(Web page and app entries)
******************************
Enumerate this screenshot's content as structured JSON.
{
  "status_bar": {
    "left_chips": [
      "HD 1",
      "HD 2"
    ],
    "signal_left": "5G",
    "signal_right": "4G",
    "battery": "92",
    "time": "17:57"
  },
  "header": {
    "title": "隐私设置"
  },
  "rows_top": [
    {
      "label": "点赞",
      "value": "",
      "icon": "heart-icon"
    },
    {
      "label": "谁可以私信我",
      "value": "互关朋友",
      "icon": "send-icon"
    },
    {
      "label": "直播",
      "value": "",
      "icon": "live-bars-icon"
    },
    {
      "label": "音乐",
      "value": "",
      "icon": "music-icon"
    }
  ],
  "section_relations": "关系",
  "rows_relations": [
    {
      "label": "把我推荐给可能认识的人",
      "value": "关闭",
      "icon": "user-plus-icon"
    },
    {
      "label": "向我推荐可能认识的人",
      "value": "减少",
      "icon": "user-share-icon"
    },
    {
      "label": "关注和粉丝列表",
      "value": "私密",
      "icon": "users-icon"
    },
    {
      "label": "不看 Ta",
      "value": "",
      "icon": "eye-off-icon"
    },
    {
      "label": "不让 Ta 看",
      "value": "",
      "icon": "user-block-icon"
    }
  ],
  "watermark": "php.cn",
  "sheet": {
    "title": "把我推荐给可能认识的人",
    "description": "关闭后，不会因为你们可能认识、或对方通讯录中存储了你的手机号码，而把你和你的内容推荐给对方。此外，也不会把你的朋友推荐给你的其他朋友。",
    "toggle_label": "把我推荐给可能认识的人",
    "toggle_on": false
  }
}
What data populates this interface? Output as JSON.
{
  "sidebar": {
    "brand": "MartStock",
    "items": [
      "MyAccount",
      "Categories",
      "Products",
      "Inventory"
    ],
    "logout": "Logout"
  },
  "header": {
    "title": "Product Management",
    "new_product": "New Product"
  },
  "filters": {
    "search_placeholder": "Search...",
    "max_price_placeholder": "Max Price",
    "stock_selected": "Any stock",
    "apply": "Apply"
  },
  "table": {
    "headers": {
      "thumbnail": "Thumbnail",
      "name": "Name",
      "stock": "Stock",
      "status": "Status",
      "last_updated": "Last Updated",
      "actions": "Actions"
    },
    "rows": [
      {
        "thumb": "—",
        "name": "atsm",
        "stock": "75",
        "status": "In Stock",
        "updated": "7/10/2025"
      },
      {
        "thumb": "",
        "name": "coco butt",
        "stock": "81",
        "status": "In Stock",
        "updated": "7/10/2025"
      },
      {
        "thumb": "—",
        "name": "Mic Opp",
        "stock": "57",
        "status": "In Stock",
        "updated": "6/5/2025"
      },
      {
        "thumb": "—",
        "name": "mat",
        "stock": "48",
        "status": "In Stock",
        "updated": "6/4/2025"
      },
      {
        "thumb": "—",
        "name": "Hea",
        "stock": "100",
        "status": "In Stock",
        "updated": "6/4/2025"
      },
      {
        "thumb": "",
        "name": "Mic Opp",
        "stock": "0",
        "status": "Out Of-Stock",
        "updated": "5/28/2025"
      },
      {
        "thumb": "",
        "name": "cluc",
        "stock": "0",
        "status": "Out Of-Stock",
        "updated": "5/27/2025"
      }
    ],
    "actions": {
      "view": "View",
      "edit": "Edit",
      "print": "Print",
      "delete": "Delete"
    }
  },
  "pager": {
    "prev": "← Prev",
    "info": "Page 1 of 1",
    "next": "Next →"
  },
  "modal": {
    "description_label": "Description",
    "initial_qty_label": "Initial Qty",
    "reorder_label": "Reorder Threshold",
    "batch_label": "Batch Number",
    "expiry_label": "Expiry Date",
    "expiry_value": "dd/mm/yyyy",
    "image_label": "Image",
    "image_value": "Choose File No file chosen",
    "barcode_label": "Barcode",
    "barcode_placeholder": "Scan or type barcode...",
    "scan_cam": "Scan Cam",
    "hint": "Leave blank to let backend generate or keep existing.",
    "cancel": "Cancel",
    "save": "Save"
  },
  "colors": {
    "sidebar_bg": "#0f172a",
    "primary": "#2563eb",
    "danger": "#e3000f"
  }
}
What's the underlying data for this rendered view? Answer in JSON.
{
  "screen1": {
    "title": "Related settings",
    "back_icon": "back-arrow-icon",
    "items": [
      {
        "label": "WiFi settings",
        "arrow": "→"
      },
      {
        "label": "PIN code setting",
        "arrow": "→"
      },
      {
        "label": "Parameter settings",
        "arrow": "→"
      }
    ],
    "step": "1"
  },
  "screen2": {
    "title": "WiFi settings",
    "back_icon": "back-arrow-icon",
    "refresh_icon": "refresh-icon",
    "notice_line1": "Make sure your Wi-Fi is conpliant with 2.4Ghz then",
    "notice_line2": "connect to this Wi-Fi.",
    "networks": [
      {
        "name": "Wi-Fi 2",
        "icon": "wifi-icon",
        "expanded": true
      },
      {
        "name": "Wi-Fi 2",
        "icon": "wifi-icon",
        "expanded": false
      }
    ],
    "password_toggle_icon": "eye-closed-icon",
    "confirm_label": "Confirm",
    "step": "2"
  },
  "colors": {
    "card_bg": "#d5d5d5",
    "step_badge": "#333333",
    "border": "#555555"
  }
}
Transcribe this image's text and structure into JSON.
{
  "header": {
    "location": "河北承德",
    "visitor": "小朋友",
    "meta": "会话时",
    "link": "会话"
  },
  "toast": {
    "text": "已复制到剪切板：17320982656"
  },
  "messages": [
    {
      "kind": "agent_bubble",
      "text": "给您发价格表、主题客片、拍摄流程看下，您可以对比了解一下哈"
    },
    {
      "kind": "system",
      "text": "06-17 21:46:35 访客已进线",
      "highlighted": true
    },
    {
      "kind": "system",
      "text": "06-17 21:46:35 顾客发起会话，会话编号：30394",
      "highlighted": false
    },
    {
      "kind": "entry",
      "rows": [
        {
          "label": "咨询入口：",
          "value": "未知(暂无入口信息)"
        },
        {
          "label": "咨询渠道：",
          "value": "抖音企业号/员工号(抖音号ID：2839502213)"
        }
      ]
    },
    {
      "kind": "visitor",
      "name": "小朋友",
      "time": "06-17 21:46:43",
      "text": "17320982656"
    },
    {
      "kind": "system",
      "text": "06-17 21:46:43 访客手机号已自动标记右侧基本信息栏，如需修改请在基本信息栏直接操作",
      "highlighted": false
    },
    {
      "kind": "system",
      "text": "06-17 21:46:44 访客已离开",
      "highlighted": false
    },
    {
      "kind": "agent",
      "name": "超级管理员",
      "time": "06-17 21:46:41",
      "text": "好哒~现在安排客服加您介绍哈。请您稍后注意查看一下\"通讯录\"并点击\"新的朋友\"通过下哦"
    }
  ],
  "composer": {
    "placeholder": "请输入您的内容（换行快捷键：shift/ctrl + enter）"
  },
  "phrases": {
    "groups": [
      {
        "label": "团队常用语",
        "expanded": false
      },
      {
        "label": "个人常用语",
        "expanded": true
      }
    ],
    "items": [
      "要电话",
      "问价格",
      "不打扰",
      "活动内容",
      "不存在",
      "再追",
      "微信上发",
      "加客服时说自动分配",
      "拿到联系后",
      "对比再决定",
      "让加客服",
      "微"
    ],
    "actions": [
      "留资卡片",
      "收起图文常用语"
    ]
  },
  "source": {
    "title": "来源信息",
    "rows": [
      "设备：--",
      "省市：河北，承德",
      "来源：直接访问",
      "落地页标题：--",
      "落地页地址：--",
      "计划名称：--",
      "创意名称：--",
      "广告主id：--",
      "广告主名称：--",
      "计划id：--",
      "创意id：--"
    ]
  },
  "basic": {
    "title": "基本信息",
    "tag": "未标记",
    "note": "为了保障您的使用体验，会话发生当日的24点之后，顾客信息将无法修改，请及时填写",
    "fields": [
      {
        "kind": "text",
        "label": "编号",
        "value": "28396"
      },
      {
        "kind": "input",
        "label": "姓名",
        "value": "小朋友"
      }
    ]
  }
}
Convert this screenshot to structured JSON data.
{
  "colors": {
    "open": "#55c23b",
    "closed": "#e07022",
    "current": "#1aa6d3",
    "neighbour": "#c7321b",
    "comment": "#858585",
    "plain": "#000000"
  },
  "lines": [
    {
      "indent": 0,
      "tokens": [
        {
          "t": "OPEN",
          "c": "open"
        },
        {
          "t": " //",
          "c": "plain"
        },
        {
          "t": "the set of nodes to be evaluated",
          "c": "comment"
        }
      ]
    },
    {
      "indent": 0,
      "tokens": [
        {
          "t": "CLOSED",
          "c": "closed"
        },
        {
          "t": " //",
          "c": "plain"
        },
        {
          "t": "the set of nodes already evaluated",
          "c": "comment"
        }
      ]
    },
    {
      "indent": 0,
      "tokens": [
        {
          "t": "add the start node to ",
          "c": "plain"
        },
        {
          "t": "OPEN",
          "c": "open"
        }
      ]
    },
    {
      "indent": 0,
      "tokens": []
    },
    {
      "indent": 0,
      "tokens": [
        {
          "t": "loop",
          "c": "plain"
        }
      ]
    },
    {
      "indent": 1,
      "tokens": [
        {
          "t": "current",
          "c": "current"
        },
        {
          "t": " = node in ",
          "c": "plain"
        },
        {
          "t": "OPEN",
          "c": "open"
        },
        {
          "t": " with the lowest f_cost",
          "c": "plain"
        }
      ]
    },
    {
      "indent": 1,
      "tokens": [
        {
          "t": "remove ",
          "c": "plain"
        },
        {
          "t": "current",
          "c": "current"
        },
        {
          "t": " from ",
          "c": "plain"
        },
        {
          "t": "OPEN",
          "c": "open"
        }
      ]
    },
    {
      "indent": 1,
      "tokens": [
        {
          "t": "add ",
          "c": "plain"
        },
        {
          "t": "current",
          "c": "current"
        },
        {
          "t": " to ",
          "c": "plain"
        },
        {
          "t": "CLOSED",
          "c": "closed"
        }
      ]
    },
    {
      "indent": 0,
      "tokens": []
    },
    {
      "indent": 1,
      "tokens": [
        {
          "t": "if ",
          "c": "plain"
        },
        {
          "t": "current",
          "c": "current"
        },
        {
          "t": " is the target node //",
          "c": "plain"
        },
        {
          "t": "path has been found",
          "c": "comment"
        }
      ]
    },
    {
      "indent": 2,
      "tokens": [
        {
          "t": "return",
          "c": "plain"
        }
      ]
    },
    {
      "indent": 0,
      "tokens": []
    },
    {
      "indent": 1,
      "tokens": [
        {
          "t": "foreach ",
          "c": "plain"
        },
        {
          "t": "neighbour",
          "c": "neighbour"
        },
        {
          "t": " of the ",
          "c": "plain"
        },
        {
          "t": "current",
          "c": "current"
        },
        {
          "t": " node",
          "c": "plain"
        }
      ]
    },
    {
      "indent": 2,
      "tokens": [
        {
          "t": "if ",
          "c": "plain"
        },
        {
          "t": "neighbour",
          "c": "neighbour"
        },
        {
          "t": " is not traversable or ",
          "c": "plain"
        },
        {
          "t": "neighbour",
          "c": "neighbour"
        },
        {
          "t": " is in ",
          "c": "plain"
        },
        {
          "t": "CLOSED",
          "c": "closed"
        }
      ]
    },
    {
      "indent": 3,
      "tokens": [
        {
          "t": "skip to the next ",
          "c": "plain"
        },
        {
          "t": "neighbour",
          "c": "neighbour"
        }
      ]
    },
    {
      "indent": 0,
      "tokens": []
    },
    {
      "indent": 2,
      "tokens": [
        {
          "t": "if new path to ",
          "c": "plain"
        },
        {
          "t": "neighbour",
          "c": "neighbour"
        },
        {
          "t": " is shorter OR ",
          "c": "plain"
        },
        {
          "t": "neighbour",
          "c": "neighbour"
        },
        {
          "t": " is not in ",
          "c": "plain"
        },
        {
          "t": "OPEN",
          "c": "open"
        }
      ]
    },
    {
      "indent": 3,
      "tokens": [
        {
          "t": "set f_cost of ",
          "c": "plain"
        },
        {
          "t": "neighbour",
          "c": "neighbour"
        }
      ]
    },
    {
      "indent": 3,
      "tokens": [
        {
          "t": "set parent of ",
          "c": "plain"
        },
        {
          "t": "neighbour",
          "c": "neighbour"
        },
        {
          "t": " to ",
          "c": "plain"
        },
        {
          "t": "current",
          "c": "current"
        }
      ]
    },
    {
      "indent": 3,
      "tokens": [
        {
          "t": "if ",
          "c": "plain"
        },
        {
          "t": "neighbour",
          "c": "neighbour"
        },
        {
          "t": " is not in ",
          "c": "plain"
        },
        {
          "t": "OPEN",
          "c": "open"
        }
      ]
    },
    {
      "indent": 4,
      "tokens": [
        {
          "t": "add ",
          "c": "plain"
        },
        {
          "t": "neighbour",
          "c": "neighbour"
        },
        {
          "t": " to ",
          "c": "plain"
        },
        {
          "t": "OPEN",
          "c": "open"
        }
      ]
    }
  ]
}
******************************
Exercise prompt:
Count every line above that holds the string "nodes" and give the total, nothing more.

Result of this task:
2